Loans – College students, alums speak no-loan initiative, the primary excellent news since February – The Scarlet and Black
President Anne Harris’ e-mail saying Grinnell School’s no-loan initiative delivered one thing that’s, in 2020, a fair rarer commodity than bathroom paper: excellent news. Beginning in fall 2021, the monetary assist packages Grinnell affords its college students will not embrace loans, which means that, in principle, college students who qualify for need-based assist will have the ability to graduate debt-free.
To college students, the announcement got here with little warning.
“I was really astonished that Grinnell would do that, even though it makes total sense,” mentioned Claire Liddle ’23. “I ran downstairs, and I was like, ‘Mom, they cancelled loans!’”
“We’re used to getting bad news; it’s weird to suddenly be like, ‘Oh, by the way, no loans!’ And I’m like, ‘Whoa, that’s the first nice thing you’ve sent me since fucking February!’” mentioned Alanis Gonzales ’22.
(Editor’s notice: Alanis Gonzales is a employees author for The Scarlet & Black).
The change impacts over 60 % of enrolled college students. A median member of the category of 2019 graduated Grinnell about $20,000 in debt, which continues to be considerably lower than the nationwide common of about $30,000.
Liddle expects that along with her last two years at Grinnell loan-free, she will repay the whole lot she already owes by means of work and household help in time to graduate debt-free. “That really does change things, because it’s not like, ‘Okay I have to focus on paying off these loans before I do anything else,’” Liddle mentioned.
Leaving faculty with debt impacts how college students plan for the long run, whether or not they’re going to graduate faculty or coming into the workforce and what sorts of careers they pursue. “I plan to go to medical school, and I know that I’ll have to take out an ungodly amount of loans.
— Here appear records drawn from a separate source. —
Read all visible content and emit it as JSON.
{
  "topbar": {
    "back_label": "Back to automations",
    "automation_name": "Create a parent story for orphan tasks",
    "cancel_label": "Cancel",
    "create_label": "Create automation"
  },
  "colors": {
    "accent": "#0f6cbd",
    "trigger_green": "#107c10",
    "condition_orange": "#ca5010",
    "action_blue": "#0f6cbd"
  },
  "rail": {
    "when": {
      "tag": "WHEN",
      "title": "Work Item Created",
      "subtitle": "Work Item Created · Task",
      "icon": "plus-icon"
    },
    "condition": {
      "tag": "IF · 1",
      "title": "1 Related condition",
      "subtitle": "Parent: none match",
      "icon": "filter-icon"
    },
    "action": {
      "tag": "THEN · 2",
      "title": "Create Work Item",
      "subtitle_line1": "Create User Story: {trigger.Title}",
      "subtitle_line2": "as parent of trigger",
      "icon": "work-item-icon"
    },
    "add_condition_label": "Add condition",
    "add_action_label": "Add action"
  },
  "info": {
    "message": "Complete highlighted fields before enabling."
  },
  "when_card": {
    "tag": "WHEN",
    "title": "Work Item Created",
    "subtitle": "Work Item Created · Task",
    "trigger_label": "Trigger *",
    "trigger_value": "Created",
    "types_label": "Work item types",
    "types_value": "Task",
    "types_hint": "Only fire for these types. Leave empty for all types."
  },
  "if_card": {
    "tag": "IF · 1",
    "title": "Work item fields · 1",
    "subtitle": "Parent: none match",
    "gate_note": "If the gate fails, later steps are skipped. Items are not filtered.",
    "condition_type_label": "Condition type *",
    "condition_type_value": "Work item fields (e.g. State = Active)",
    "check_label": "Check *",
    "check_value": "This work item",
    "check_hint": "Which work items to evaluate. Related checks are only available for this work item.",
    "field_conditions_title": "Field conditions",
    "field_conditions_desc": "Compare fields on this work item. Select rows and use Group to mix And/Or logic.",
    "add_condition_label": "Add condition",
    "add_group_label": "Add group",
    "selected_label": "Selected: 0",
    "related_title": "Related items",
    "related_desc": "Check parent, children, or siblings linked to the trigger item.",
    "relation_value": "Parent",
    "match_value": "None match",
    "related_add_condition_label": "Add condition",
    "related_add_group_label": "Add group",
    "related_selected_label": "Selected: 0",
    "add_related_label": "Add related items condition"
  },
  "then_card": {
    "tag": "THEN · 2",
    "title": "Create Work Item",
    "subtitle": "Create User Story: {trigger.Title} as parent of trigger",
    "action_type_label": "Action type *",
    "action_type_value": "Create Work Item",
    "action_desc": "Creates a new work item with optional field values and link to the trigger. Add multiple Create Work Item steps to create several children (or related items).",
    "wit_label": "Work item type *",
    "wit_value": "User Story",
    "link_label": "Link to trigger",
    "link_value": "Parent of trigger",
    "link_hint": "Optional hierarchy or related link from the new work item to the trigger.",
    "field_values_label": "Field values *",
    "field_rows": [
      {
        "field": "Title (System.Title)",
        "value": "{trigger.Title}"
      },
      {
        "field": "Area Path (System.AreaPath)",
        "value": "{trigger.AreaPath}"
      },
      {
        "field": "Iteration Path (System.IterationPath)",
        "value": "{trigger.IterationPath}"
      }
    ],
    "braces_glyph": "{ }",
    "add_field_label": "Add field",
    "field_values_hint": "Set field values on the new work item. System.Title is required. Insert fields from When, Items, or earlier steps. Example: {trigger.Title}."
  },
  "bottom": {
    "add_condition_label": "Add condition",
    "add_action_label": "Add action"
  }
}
So, having this no-loan initiative … gives me hope,” Nicole Cabe ’23 mentioned. “I’ll have an easier time paying [undergraduate loans] off before I need to take bigger loans in the future, so I think this initiative allows me to see that future more clearly.”
And the aid of economic stress doesn’t look ahead to after commencement. “Maybe I can save up and get a car now,” Gonzales mentioned. “Like, that’d be exciting.”
Solely a handful of high-tier faculties at present supply solely no-loan assist. With the pandemic creating recruiting challenges for schools in all places, going no-loan is probably going to assist Grinnell stand out. “All colleges are having a hard time with recruitment. … No one wants to go to college in the middle of a pandemic,” Gonzales mentioned. “I don’t even want to go to college in the middle of a pandemic. I’m just already here.”
Cabe, Gonzales and Liddle all mentioned that Grinnell supplied the most effective monetary assist bundle out of all the universities to which they had been admitted. “Back in high school, I was going through the college application process; I was like, for sure I’m going to have loans, it’s just a matter of minimizing the amount I’m going to take,” Cabe mentioned.
However college students’ enthusiasm concerning the no-loan initiative continues to be tinged with hesitance. “Yes, there’s no loans, but they say in the email there’s still going to be loans available, which begs the question: does that mean the scholarship they’re replacing with won’t be enough to cover the cost of attendance at Grinnell?” Cabe mentioned.
I’ll have a neater time paying [undergraduate loans] off earlier than I must take larger loans sooner or later, so I believe this initiative permits me to see that future extra clearly. – Nicole Cabe ’23
The School determines what a pupil’s monetary want relies on the Free Utility for Federal Pupil Assist (FAFSA) kinds, however that doesn’t imply that the kinds at all times precisely describe what a pupil’s actual want is.
Some college students already borrow exterior the quantity their monetary assist bundle expects them to. “Even though I do get a lot of financial assistance from Grinnell, I did have to take out loans, not necessarily to pay for my tuition or my room and board,” Gonzales mentioned.
As a substitute, she took out loans so she may have medical insurance and to cowl a portion of work-study when she was unable to work as many hours as Grinnell anticipated her to. “I can’t work as much as I need to work and also pass my classes and also, like, sleep.”
“While I’m personally very hopeful about this and I’m excited to not have to borrow anything, I am fearful at the same time that I’ll still have to borrow,” mentioned Cabe.
Latest graduates and fourth-years, who won’t be affected by the coverage, have some combined emotions about the way in which the choice was made.
Errol Blackstone ’20 is joyful for the scholars that will probably be a part of the initiative, however he takes difficulty with the change being a response particular to the pandemic, because the School has mentioned it’s.
“There were low income students before the pandemic happened, and there were issues with loans before the pandemic,” Blackstone mentioned, noting that marginalized college students have at all times struggled with pupil loans.
Equally, Paige Oamek ’20 says she’s excited for the entire youthful and incoming college students who will probably be a part of the initiative and have fewer loans when leaving faculty. On the identical time, she is skeptical of the School’s apparently sudden curiosity in going loan-free.
“What’s important to keep in mind is that they could have always done this, and people have been asking for years,” she mentioned.
There have been low revenue college students earlier than the pandemic occurred, and there have been points with loans earlier than the pandemic. – Errol Blackstone ’20
Connor Stanfield ’21 mentioned, “It’s frustrating to feel like the College cares more about potential students than current students.” He mentioned that many college students have been graduating into an unstable job market, and that their loans are solely going to get dearer.
Some college students even have monetary nervousness on behalf of the School. The plan is predicted to value $5 million per 12 months, an expense which Harris has mentioned is supported by the present constructive projections on the varsity endowment.
“I do wonder about like their financial security, because I know Grinnell has a lot of money – we all know that it has a lot of money – but I’m curious; I worry that they’re spending too much money,” Gonzales mentioned. “It’s a really drastic measure, and to me that always speaks to something else that’s going on with administration.”